**WORK TASK**: Please reproduce the data below exactly, from the first line to the last.

**MATERIAL FOR THIS EXERCISE**:
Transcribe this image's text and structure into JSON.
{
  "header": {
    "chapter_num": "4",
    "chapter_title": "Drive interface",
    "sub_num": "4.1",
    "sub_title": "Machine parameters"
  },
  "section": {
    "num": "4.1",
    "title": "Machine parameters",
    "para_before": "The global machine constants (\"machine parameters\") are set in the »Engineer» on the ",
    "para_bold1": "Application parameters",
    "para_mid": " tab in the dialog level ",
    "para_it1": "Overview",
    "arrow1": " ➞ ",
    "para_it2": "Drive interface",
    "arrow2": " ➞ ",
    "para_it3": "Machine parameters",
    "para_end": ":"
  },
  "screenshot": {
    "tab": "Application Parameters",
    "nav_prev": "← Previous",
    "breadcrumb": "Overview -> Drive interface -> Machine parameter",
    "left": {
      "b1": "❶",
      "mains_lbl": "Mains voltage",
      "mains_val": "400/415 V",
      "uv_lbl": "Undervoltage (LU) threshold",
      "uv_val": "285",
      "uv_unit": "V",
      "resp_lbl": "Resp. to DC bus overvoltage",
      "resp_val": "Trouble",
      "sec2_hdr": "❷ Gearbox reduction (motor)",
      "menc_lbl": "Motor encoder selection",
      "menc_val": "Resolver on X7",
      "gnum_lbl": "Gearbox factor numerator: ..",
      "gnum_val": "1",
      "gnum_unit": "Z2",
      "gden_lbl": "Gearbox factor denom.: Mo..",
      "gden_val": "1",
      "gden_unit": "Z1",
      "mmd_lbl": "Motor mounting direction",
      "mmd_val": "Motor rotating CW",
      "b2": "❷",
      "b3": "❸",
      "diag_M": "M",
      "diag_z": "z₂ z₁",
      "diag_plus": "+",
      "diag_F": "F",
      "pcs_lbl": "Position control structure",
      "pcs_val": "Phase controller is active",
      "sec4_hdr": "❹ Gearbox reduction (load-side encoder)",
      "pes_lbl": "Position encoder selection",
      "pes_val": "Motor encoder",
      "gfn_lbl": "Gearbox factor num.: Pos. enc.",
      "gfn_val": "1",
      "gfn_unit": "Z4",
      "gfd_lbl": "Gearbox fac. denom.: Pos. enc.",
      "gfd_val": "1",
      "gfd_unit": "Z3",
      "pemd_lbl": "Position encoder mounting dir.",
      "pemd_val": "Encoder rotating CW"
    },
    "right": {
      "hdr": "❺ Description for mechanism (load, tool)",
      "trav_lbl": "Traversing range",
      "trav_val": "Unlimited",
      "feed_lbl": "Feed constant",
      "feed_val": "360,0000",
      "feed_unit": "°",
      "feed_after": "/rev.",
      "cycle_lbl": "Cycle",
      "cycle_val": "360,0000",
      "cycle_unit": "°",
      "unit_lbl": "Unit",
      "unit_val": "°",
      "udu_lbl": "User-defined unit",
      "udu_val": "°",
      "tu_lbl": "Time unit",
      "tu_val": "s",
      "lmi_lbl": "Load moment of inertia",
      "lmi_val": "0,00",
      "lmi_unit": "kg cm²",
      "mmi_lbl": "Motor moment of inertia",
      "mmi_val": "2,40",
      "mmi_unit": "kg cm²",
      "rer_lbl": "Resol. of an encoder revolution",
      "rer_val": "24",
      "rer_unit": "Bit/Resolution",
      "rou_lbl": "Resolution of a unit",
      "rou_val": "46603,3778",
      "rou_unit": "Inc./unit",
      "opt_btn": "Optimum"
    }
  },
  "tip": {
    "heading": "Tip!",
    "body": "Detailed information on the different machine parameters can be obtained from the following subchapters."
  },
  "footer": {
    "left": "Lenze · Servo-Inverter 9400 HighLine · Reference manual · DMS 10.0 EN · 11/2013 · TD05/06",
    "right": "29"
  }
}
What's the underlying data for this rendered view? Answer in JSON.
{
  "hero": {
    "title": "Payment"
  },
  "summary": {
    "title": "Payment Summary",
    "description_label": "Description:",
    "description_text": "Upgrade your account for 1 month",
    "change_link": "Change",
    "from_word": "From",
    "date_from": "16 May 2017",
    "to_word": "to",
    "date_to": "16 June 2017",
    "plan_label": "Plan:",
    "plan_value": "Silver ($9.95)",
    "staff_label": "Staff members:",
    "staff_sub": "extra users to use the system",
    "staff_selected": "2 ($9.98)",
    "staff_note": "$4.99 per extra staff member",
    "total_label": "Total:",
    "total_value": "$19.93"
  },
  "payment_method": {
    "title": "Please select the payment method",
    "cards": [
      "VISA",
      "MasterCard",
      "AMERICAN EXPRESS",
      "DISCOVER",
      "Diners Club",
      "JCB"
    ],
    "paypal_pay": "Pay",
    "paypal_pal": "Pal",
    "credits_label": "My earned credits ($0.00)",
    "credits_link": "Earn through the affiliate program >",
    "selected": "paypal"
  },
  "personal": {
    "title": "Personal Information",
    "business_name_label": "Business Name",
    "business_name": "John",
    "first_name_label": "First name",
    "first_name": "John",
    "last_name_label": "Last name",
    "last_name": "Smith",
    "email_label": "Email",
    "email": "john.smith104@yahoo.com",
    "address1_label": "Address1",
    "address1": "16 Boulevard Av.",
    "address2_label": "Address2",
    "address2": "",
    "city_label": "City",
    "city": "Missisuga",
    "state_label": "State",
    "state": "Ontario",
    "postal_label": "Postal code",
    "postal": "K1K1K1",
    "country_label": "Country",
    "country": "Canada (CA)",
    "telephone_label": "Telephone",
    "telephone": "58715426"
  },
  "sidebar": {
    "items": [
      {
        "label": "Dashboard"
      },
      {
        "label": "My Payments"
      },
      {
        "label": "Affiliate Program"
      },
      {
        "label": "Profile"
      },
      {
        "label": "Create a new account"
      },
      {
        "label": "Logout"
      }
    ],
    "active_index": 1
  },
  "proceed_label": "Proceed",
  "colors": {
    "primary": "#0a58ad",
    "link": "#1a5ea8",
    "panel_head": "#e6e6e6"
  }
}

**THE COMPLETED TASK**:
Transcribe this image's text and structure into JSON.
{
  "header": {
    "chapter_num": "4",
    "chapter_title": "Drive interface",
    "sub_num": "4.1",
    "sub_title": "Machine parameters"
  },
  "section": {
    "num": "4.1",
    "title": "Machine parameters",
    "para_before": "The global machine constants (\"machine parameters\") are set in the »Engineer» on the ",
    "para_bold1": "Application parameters",
    "para_mid": " tab in the dialog level ",
    "para_it1": "Overview",
    "arrow1": " ➞ ",
    "para_it2": "Drive interface",
    "arrow2": " ➞ ",
    "para_it3": "Machine parameters",
    "para_end": ":"
  },
  "screenshot": {
    "tab": "Application Parameters",
    "nav_prev": "← Previous",
    "breadcrumb": "Overview -> Drive interface -> Machine parameter",
    "left": {
      "b1": "❶",
      "mains_lbl": "Mains voltage",
      "mains_val": "400/415 V",
      "uv_lbl": "Undervoltage (LU) threshold",
      "uv_val": "285",
      "uv_unit": "V",
      "resp_lbl": "Resp. to DC bus overvoltage",
      "resp_val": "Trouble",
      "sec2_hdr": "❷ Gearbox reduction (motor)",
      "menc_lbl": "Motor encoder selection",
      "menc_val": "Resolver on X7",
      "gnum_lbl": "Gearbox factor numerator: ..",
      "gnum_val": "1",
      "gnum_unit": "Z2",
      "gden_lbl": "Gearbox factor denom.: Mo..",
      "gden_val": "1",
      "gden_unit": "Z1",
      "mmd_lbl": "Motor mounting direction",
      "mmd_val": "Motor rotating CW",
      "b2": "❷",
      "b3": "❸",
      "diag_M": "M",
      "diag_z": "z₂ z₁",
      "diag_plus": "+",
      "diag_F": "F",
      "pcs_lbl": "Position control structure",
      "pcs_val": "Phase controller is active",
      "sec4_hdr": "❹ Gearbox reduction (load-side encoder)",
      "pes_lbl": "Position encoder selection",
      "pes_val": "Motor encoder",
      "gfn_lbl": "Gearbox factor num.: Pos. enc.",
      "gfn_val": "1",
      "gfn_unit": "Z4",
      "gfd_lbl": "Gearbox fac. denom.: Pos. enc.",
      "gfd_val": "1",
      "gfd_unit": "Z3",
      "pemd_lbl": "Position encoder mounting dir.",
      "pemd_val": "Encoder rotating CW"
    },
    "right": {
      "hdr": "❺ Description for mechanism (load, tool)",
      "trav_lbl": "Traversing range",
      "trav_val": "Unlimited",
      "feed_lbl": "Feed constant",
      "feed_val": "360,0000",
      "feed_unit": "°",
      "feed_after": "/rev.",
      "cycle_lbl": "Cycle",
      "cycle_val": "360,0000",
      "cycle_unit": "°",
      "unit_lbl": "Unit",
      "unit_val": "°",
      "udu_lbl": "User-defined unit",
      "udu_val": "°",
      "tu_lbl": "Time unit",
      "tu_val": "s",
      "lmi_lbl": "Load moment of inertia",
      "lmi_val": "0,00",
      "lmi_unit": "kg cm²",
      "mmi_lbl": "Motor moment of inertia",
      "mmi_val": "2,40",
      "mmi_unit": "kg cm²",
      "rer_lbl": "Resol. of an encoder revolution",
      "rer_val": "24",
      "rer_unit": "Bit/Resolution",
      "rou_lbl": "Resolution of a unit",
      "rou_val": "46603,3778",
      "rou_unit": "Inc./unit",
      "opt_btn": "Optimum"
    }
  },
  "tip": {
    "heading": "Tip!",
    "body": "Detailed information on the different machine parameters can be obtained from the following subchapters."
  },
  "footer": {
    "left": "Lenze · Servo-Inverter 9400 HighLine · Reference manual · DMS 10.0 EN · 11/2013 · TD05/06",
    "right": "29"
  }
}
What's the underlying data for this rendered view? Answer in JSON.
{
  "hero": {
    "title": "Payment"
  },
  "summary": {
    "title": "Payment Summary",
    "description_label": "Description:",
    "description_text": "Upgrade your account for 1 month",
    "change_link": "Change",
    "from_word": "From",
    "date_from": "16 May 2017",
    "to_word": "to",
    "date_to": "16 June 2017",
    "plan_label": "Plan:",
    "plan_value": "Silver ($9.95)",
    "staff_label": "Staff members:",
    "staff_sub": "extra users to use the system",
    "staff_selected": "2 ($9.98)",
    "staff_note": "$4.99 per extra staff member",
    "total_label": "Total:",
    "total_value": "$19.93"
  },
  "payment_method": {
    "title": "Please select the payment method",
    "cards": [
      "VISA",
      "MasterCard",
      "AMERICAN EXPRESS",
      "DISCOVER",
      "Diners Club",
      "JCB"
    ],
    "paypal_pay": "Pay",
    "paypal_pal": "Pal",
    "credits_label": "My earned credits ($0.00)",
    "credits_link": "Earn through the affiliate program >",
    "selected": "paypal"
  },
  "personal": {
    "title": "Personal Information",
    "business_name_label": "Business Name",
    "business_name": "John",
    "first_name_label": "First name",
    "first_name": "John",
    "last_name_label": "Last name",
    "last_name": "Smith",
    "email_label": "Email",
    "email": "john.smith104@yahoo.com",
    "address1_label": "Address1",
    "address1": "16 Boulevard Av.",
    "address2_label": "Address2",
    "address2": "",
    "city_label": "City",
    "city": "Missisuga",
    "state_label": "State",
    "state": "Ontario",
    "postal_label": "Postal code",
    "postal": "K1K1K1",
    "country_label": "Country",
    "country": "Canada (CA)",
    "telephone_label": "Telephone",
    "telephone": "58715426"
  },
  "sidebar": {
    "items": [
      {
        "label": "Dashboard"
      },
      {
        "label": "My Payments"
      },
      {
        "label": "Affiliate Program"
      },
      {
        "label": "Profile"
      },
      {
        "label": "Create a new account"
      },
      {
        "label": "Logout"
      }
    ],
    "active_index": 1
  },
  "proceed_label": "Proceed",
  "colors": {
    "primary": "#0a58ad",
    "link": "#1a5ea8",
    "panel_head": "#e6e6e6"
  }
}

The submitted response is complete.